One shouldn't go too far in explaining the rather odd, again probably unexpected paths of Exodus but the in place wackiness translating into something possibly real yet black turned typically Pang off-beat, reveals a common thread about conspiracies that again has to do with walking outside of your established, safe environment. When someone is prepared to do so, do you reap a reward or a painful separation? It applies to both sides in Edmond Pang's slow burning frame and if it seems abstract in words, it's a service to the final, unresolved effect of Pang's. Underwhelming could almost act as a compliment, even down to the performances but there's reason aplenty to remain a friend, an open one of Pang's tools of the trade and certainly one is happy for him to stretch what his cinema is about. Men and particular women have a system in his created world. A system he does not judge nor embrace and some of his characters work the system like they have been taught, for better or worse. When it comes crashing down, Pang's hand doesn't slap hard but forces you to think in different ways. It's well worth it but be prepared to be equally divided as his sexes are in the film.

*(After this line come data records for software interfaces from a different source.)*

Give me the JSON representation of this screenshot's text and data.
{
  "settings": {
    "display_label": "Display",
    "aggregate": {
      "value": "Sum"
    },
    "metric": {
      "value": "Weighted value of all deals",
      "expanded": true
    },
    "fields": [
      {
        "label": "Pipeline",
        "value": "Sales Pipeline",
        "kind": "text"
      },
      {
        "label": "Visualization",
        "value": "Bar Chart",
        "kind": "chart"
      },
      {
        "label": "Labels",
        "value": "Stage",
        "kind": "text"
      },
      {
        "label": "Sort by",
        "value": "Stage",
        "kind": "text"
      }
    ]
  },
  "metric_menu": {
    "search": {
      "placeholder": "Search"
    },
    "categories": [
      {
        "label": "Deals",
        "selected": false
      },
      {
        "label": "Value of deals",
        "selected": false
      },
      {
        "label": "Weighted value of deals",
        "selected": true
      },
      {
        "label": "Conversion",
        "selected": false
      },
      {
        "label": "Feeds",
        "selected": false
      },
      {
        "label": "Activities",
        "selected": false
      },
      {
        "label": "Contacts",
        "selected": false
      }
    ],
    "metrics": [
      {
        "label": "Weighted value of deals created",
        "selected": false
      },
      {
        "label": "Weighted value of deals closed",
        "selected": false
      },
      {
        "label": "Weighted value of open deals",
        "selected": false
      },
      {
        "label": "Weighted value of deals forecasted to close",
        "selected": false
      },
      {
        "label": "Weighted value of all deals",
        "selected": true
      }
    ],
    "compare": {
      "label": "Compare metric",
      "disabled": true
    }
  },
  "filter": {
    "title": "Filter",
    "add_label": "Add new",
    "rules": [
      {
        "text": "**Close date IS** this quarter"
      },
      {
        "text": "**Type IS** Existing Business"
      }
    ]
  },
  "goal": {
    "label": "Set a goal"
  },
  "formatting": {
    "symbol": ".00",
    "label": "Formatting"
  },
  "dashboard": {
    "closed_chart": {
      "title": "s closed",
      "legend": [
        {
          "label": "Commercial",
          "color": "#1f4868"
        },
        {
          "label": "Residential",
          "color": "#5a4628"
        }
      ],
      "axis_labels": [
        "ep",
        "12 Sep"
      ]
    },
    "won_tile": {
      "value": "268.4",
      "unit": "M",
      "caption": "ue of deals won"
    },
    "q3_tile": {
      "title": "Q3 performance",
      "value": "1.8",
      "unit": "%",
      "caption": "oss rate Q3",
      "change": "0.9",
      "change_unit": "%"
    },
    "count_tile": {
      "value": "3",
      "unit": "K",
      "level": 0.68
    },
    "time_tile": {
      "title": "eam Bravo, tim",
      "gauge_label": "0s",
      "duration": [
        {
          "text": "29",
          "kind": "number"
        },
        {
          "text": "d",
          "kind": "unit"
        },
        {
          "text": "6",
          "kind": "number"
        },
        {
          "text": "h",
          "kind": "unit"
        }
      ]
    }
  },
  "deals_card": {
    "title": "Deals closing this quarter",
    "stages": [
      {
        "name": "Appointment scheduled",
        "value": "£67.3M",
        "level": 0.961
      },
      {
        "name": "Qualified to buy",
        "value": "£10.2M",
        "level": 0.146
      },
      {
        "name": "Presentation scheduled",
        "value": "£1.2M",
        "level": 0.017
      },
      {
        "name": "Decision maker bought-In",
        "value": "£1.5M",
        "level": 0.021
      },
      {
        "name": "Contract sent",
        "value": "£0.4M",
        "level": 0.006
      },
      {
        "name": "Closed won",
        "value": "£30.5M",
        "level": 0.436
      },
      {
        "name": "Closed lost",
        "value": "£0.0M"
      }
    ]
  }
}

Deltamac presents the film in an aspect ratio of 2.30:1 approximately, with anamorphic enhancement. Clear and sharp, the subdued nature in parts of the film is represented well too.
Audio options are Cantonese Dolby Digital EX 5.1, Cantonese DTS 5.1 and Mandarin Dolby Digital 2.0 but as I'm not equipped with such a system, my assessment of this disc aspect will be left off this review.
The English subtitles read loud and clear with only minor drops in quality due to grammar errors. Traditional and simplified Chinese subtitles are also included.
Extras arrive in the form of an audio commentary with director Edmond Pang who is joined by his co-writers Vincci Cheung and Jimmy Wan. Unfortunately only simplified and traditional Chinese subtitles come with the yack track. Furthermore we get the trailer, an animated Photo Gallery (2 minutes) and a 14 minute, 4 second Making Of that IS subtitled in English (along with Chinese sub options). Making sure we learn nothing but the fact that an Edmond Pang-shoot is as loose as can be, the program is a wonderfully stupid video diary that neatly contrasts the actual mood of the film. Finally the requisite and well-written Director's Statement from Pang is included, this time on the reverse cover of the dvd.
reviewed by Kenneth Brorsson